STUDY MATERIAL:
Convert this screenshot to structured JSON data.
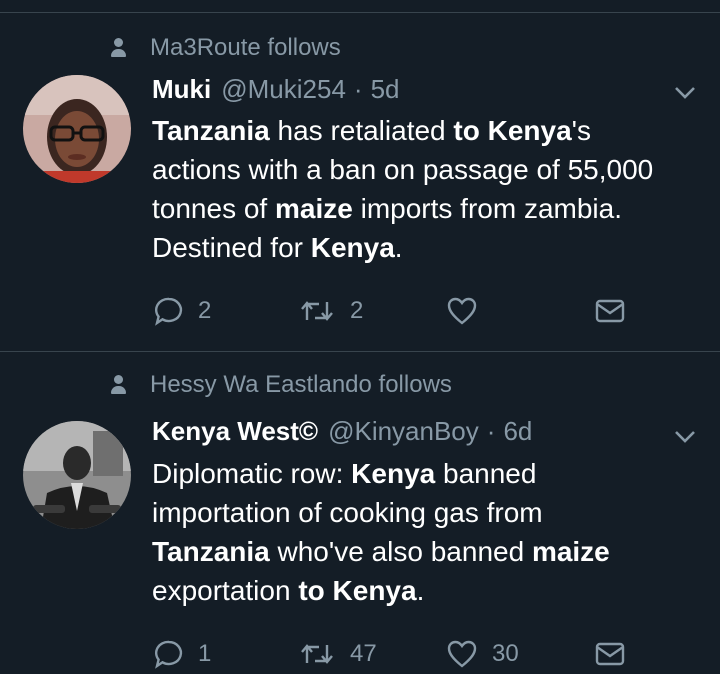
{
  "tweets": [
    {
      "social": "Ma3Route follows",
      "name": "Muki",
      "handle": "@Muki254",
      "dot": "·",
      "time": "5d",
      "body": [
        {
          "t": "Tanzania",
          "b": true
        },
        {
          "t": " has retaliated ",
          "b": false
        },
        {
          "t": "to Kenya",
          "b": true
        },
        {
          "t": "'s",
          "b": false
        },
        {
          "br": true
        },
        {
          "t": "actions with a ban on passage of 55,000",
          "b": false
        },
        {
          "br": true
        },
        {
          "t": "tonnes of ",
          "b": false
        },
        {
          "t": "maize",
          "b": true
        },
        {
          "t": " imports from zambia.",
          "b": false
        },
        {
          "br": true
        },
        {
          "t": "Destined for ",
          "b": false
        },
        {
          "t": "Kenya",
          "b": true
        },
        {
          "t": ".",
          "b": false
        }
      ],
      "replies": "2",
      "retweets": "2",
      "likes": "",
      "icons": [
        "reply-icon",
        "retweet-icon",
        "heart-icon",
        "message-icon"
      ]
    },
    {
      "social": "Hessy Wa Eastlando follows",
      "name": "Kenya West©",
      "handle": "@KinyanBoy",
      "dot": "·",
      "time": "6d",
      "body": [
        {
          "t": "Diplomatic row: ",
          "b": false
        },
        {
          "t": "Kenya",
          "b": true
        },
        {
          "t": " banned",
          "b": false
        },
        {
          "br": true
        },
        {
          "t": "importation of cooking gas from",
          "b": false
        },
        {
          "br": true
        },
        {
          "t": "Tanzania",
          "b": true
        },
        {
          "t": " who've also banned ",
          "b": false
        },
        {
          "t": "maize",
          "b": true
        },
        {
          "br": true
        },
        {
          "t": "exportation ",
          "b": false
        },
        {
          "t": "to Kenya",
          "b": true
        },
        {
          "t": ".",
          "b": false
        }
      ],
      "replies": "1",
      "retweets": "47",
      "likes": "30",
      "icons": [
        "reply-icon",
        "retweet-icon",
        "heart-icon",
        "message-icon"
      ]
    }
  ],
  "colors": {
    "background": "#141d26",
    "muted": "#8899a6",
    "divider": "#38444d",
    "text": "#ffffff"
  }
}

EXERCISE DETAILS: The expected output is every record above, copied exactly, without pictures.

FINISHED TASK:
Convert this screenshot to structured JSON data.
{
  "tweets": [
    {
      "social": "Ma3Route follows",
      "name": "Muki",
      "handle": "@Muki254",
      "dot": "·",
      "time": "5d",
      "body": [
        {
          "t": "Tanzania",
          "b": true
        },
        {
          "t": " has retaliated ",
          "b": false
        },
        {
          "t": "to Kenya",
          "b": true
        },
        {
          "t": "'s",
          "b": false
        },
        {
          "br": true
        },
        {
          "t": "actions with a ban on passage of 55,000",
          "b": false
        },
        {
          "br": true
        },
        {
          "t": "tonnes of ",
          "b": false
        },
        {
          "t": "maize",
          "b": true
        },
        {
          "t": " imports from zambia.",
          "b": false
        },
        {
          "br": true
        },
        {
          "t": "Destined for ",
          "b": false
        },
        {
          "t": "Kenya",
          "b": true
        },
        {
          "t": ".",
          "b": false
        }
      ],
      "replies": "2",
      "retweets": "2",
      "likes": "",
      "icons": [
        "reply-icon",
        "retweet-icon",
        "heart-icon",
        "message-icon"
      ]
    },
    {
      "social": "Hessy Wa Eastlando follows",
      "name": "Kenya West©",
      "handle": "@KinyanBoy",
      "dot": "·",
      "time": "6d",
      "body": [
        {
          "t": "Diplomatic row: ",
          "b": false
        },
        {
          "t": "Kenya",
          "b": true
        },
        {
          "t": " banned",
          "b": false
        },
        {
          "br": true
        },
        {
          "t": "importation of cooking gas from",
          "b": false
        },
        {
          "br": true
        },
        {
          "t": "Tanzania",
          "b": true
        },
        {
          "t": " who've also banned ",
          "b": false
        },
        {
          "t": "maize",
          "b": true
        },
        {
          "br": true
        },
        {
          "t": "exportation ",
          "b": false
        },
        {
          "t": "to Kenya",
          "b": true
        },
        {
          "t": ".",
          "b": false
        }
      ],
      "replies": "1",
      "retweets": "47",
      "likes": "30",
      "icons": [
        "reply-icon",
        "retweet-icon",
        "heart-icon",
        "message-icon"
      ]
    }
  ],
  "colors": {
    "background": "#141d26",
    "muted": "#8899a6",
    "divider": "#38444d",
    "text": "#ffffff"
  }
}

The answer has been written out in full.